Monday, 21 March 2011

North Area Committee and public meeting dates

Residents will have the chance to discuss plans for Arbury Court and Milton Road libraries at a city council meeting this week.

Cambridge City Council's North Area Committee will be talking about the plans, which are being developed by Cambridgeshire County Council, at its meeting on Thursday, 24 March at Manor Community College. The debate is part of the meeting's 'community forum', meaning residents will have the chance to add their voices to the debate. The main meeting is due to start at 7.30pm.

Meanwhile the county council has scheduled a series of public meetings on its proposals over the next few months, including the following dates:
  • Cambridge Central Library: Monday, 28 March, 7.30-9.30pm
  • Orchard Park Community Centre, Cambridge: Wednesday, 4 May, 7.30-9.30pm
Details of all the planned public meetings, including those to discuss the 13 libraries currently under review, are available on the council website.

Sunday, 13 March 2011

Petition to Save Cambridgeshire Libraries

A new petition has been launched to stand up for Cambridgeshire's library service. The text of the online petition reads:

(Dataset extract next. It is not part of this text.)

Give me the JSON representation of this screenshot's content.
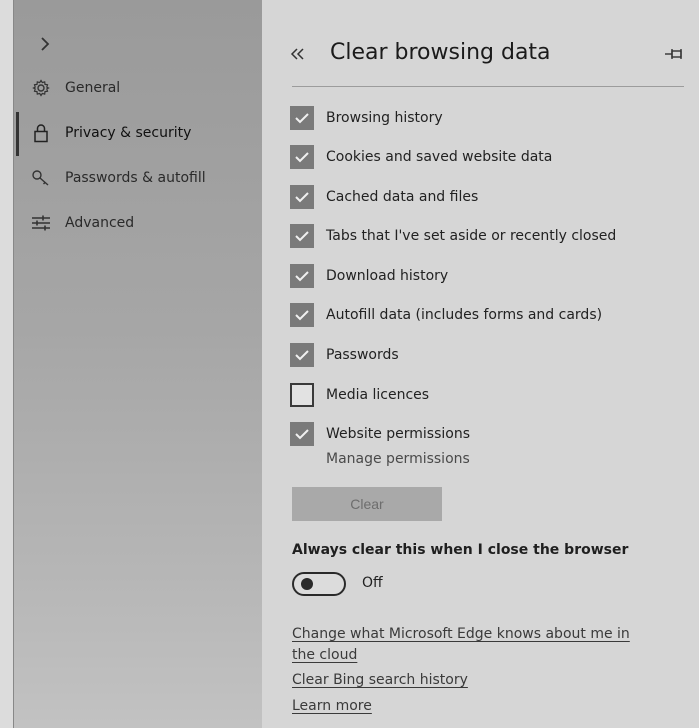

"We the undersigned call upon Cambridgeshire County Council to reject proposals to close libraries or to replace the existing professional service with a reduced service run by volunteers. We believe that libraries are a vital part of the community."

If you live, work or own a business in Cambridgeshire, please sign the petition and pass the link on.

Legislation review - have your say

Is the legal protection for libraries under threat?

While people up and down the country are campaigning to protect library services, central Government has launched a review of legal duties that 'may create unnecessary burdens' on local authorities - including the duty to provide a 'comprehensive and efficient' library service. The public can comment on the review, and it's vital that we let the Government know that legal protection for libraries is essential.

Currently, the Public Libraries and Museums Act 1964 says public libraries are a statutory service. Local authorities have a duty to provide libraries and promote them, and may not charge people to use a library or to borrow books. Where changes to a library service could be illegal, the Secretary of State for Culture, Media and Sport has a duty to step in.

But this week the Government launched a review of 1,294 statutory duties placed on local government, asking the public to tell them which legal duties are 'burdensome or no longer needed'. Among the hundreds of duties under review are three relating to library provision:
  1. The duty to provide information and facilities for the inspection of library premises, stocks, records, as the Secretary of State requires (reference number DCMS_026)
  2. The duty to provide a comprehensive and efficient library service (reference number DCMS_027)
  3. Supplemental provisions as to transfers of officers, assets and liabilities (this provides, for example, continuity of employment for transferring employees) (reference number DCMS_028)
The consultation closes on April 25, and you can comment using this online survey. The survey asks you to quote the reference numbers of each duty you wish to comment on (see above for these). We'd urge people to take part in the consultation and let the Government know why libraries need to be protected.

Monday, 7 March 2011

Save Cambridgeshire Libraries campaign

While our Friends group has been campaigning for the future of Arbury Court library, people across the county have been galvanised by the library service review and are standing up for services all over Cambridgeshire. Now anyone interested in showing their support for Cambridgeshire's library service as a whole can stay up to date by joining the new Save Cambridgeshire Libraries group over on Facebook. The page also includes a report of last week's meeting at Rock Road Library in Cambridge.

Arbury's branch is just one of 25 community branches in the county - not counting hub libraries and the mobile library service that is relied on by so many in rural communities. It goes without saying that the closure of any one of those libraries would have an impact on those that remain open - and even if all libraries stay open, cuts of £3.2m mean anyone who uses the library service in the county is likely to see a change.

We'd encourage anyone to join the group - and for fans of Facebook, you can also stay up to date with the latest news from FOAL at our own page.